Artwork Description & Analysis: For the length of this year long endurance piece, Montano and Hsieh were bound to each other by an 8-foot piece of rope. They existed in the same space, but never touched. In Hsieh's original idea, the rope represented the struggle of humans with one another and their problems with social and physical connection. As the work evolved, the rope took on more meanings. It controlled, yet expanded the patterns of both of the artists' lives, becoming a visual symbol of the relationship between two people. The 365-day length of the work was critical, as it heightened the piece from performance to life. Life and art could not be separated within a work where living was the art. Hsieh explained that if the piece was only one or two weeks, it would be more like a performance, but a year, "has real experience of time and life."

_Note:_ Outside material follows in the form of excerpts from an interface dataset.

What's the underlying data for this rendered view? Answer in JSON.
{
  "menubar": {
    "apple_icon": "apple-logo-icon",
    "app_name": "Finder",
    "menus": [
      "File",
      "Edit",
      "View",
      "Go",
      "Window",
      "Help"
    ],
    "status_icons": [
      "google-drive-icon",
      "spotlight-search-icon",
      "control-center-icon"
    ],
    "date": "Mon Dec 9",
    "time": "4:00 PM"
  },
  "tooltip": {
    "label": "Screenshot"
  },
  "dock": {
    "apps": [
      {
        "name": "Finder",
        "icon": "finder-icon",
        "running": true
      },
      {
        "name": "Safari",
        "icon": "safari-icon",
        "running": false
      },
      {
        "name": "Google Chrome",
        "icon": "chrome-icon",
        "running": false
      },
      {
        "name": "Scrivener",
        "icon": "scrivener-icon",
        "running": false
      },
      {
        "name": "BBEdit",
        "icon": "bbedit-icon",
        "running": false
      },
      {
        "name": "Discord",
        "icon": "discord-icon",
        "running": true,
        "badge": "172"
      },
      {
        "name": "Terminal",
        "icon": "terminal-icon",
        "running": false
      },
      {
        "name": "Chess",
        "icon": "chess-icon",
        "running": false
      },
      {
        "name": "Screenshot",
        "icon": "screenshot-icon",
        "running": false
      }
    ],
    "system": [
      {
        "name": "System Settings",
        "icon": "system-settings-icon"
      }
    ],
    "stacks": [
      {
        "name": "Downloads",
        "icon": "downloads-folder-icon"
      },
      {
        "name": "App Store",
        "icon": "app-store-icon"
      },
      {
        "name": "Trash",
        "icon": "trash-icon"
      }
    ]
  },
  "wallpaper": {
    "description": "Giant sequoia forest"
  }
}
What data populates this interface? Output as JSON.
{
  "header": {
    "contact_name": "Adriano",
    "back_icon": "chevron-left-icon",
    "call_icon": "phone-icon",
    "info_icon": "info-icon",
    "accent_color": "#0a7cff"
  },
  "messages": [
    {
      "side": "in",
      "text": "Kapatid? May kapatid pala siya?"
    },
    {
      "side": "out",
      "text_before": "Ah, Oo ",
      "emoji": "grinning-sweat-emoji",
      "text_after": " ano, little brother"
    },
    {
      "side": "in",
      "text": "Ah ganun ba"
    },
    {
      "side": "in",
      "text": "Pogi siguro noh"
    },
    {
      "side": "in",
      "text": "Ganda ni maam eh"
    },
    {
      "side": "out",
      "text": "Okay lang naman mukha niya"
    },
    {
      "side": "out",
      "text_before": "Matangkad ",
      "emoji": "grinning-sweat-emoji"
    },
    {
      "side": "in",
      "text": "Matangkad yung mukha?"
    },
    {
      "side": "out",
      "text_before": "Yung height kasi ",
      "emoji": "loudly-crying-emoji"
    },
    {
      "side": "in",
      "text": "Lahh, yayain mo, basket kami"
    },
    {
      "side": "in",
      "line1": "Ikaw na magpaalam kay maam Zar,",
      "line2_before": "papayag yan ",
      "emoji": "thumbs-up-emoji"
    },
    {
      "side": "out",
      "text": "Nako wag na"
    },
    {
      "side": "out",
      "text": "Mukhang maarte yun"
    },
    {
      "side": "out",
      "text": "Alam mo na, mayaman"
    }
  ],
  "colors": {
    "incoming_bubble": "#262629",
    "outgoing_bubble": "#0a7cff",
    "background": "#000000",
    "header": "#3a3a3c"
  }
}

- Performed in New York City

Two Undiscovered Amerindians Visit Buenos Aires
Two Undiscovered Amerindians Visit Buenos Aires

Title: Two Undiscovered Amerindians Visit Buenos Aires (1992)

Artist: Coco Fusco and Guillermo Gomez-Pena

Artwork Description & Analysis: Dressed in ridiculous costume, engaged in stereotypical "native" tasks and enclosed in a cage, Fusco and Gomez-Pena addressed the practice of human displays, and fetishization of the "other." Fusco wore several different looks, including hair braids, a grass skirt and a leopard skin bra, while Gomez-Pena sported an Aztec style breastplate. The two ate bananas, performed "native dances" and other "traditional rituals" and were led to the bathroom by museum guards on leashes. The piece was first performed at Columbus Plaza, Madrid, Spain, as a part of the Edge '92 Biennial, which was organized in commemoration of Columbus's voyage to the New World. It was intended as a satirical comedy, yet half of the viewers thought that the fictitious Amerindian specimens were real.


- Performed at Columbus Plaza, Madrid, Spain, and performed in various international venues until 1994

Bibliography
The books and articles below constitute a bibliography of the sources used in the writing this page. These also suggests some accessible resources for further research, especially ones that can be found and purchased via the internet.